For those interested in wine only for its passion and otherworldly romantic qualities, stop reading now. Because we’re going to talk about numbers and the wine industry.
The first involves slight growth, 2% in volume in 2008 over the previous year, which is still impressive considering the challenging economy. A case, no pun intended, could be made that says as people face difficult times, they drink more — choosing low-cost quantity over quality.
Other interesting highlights from the report:
- $18.5B – the total retail value of all wine shipments in 2008
- 875,00 – number of wine-related jobs in the US
- 35% – ratio of those jobs located in California
- US wine exports reached $1B last year (that’s 55 million cases) with largest increase to Canada, up 11% (what, less beer?!)
- Red leads white slightly 44% vs. 42% respectively (with the remaining 14% blush)
According to a consultant:
“Wine continues to move further into mainstream American adult lifestyles, with sales expanding incrementally based on cautious consumer spending,” said consultant Jon Fredrikson of Gomberg-Fredrikson & Associates. “Consumers are changing their buying patterns by ratcheting down their everyday wine purchases to lower price points, but splurge on higher-priced wines at times because they view wine as an affordable luxury.”
So there you have it, probably no surprises: red wine consumption continues to outstrip white slightly, exports are increasing to Canada and Europe, and interestingly Pinot gained the most in retail sales (up 16%).

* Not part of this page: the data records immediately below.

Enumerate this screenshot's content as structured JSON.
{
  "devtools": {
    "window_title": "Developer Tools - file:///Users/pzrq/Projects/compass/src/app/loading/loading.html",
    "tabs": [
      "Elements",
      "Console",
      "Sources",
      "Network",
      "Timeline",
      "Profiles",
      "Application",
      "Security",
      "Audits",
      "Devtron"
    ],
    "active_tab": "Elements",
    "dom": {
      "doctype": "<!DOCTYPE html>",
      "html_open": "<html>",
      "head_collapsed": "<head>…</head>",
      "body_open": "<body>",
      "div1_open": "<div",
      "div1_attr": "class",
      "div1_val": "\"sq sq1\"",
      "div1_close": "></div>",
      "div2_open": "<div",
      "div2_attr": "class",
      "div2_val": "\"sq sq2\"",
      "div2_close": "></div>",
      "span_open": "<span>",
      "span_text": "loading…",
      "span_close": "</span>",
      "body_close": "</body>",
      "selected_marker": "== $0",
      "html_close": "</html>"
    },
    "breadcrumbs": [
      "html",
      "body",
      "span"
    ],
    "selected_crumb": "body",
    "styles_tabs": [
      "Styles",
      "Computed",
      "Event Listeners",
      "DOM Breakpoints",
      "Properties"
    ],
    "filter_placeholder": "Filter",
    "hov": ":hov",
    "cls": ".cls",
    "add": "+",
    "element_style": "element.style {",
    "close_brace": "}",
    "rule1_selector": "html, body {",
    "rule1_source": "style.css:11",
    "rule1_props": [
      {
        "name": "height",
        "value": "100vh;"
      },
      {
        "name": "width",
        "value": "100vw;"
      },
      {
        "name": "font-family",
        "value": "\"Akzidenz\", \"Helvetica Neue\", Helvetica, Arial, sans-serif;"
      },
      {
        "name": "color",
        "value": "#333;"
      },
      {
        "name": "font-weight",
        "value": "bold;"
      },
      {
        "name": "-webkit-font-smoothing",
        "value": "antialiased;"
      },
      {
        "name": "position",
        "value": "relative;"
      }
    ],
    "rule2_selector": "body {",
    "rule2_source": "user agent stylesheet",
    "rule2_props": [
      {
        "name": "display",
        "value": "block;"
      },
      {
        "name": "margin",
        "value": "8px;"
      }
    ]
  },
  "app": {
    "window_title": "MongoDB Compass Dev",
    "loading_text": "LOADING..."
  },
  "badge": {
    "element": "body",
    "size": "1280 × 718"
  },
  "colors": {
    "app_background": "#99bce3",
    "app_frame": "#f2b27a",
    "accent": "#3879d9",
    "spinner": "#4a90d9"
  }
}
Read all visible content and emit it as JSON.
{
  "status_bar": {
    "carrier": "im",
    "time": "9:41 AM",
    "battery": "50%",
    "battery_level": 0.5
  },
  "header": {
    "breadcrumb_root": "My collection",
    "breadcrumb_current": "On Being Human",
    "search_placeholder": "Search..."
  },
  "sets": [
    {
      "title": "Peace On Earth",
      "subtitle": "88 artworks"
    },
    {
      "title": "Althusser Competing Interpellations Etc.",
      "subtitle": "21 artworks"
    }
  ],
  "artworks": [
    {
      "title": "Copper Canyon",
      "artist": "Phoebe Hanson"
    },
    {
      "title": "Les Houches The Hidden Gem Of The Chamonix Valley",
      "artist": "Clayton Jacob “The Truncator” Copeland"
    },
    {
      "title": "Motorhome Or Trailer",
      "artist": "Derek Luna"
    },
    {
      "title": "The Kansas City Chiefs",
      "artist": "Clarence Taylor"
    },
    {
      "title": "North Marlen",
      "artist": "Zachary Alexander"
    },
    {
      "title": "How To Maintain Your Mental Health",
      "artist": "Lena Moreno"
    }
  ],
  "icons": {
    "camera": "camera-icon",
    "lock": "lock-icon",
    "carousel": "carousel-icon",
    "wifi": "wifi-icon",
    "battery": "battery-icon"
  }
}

The recession is having an impact. Restaurant sales of wine are down 10% as “consumers dined out less and purchased lower-priced bottles and wines-by-the glass” and “Businesses scaled back on travel and entertainment budgets.”
[Source, Wine Institute: 2008 California Wine Shipments Hold Steady Amid Economic Downturn]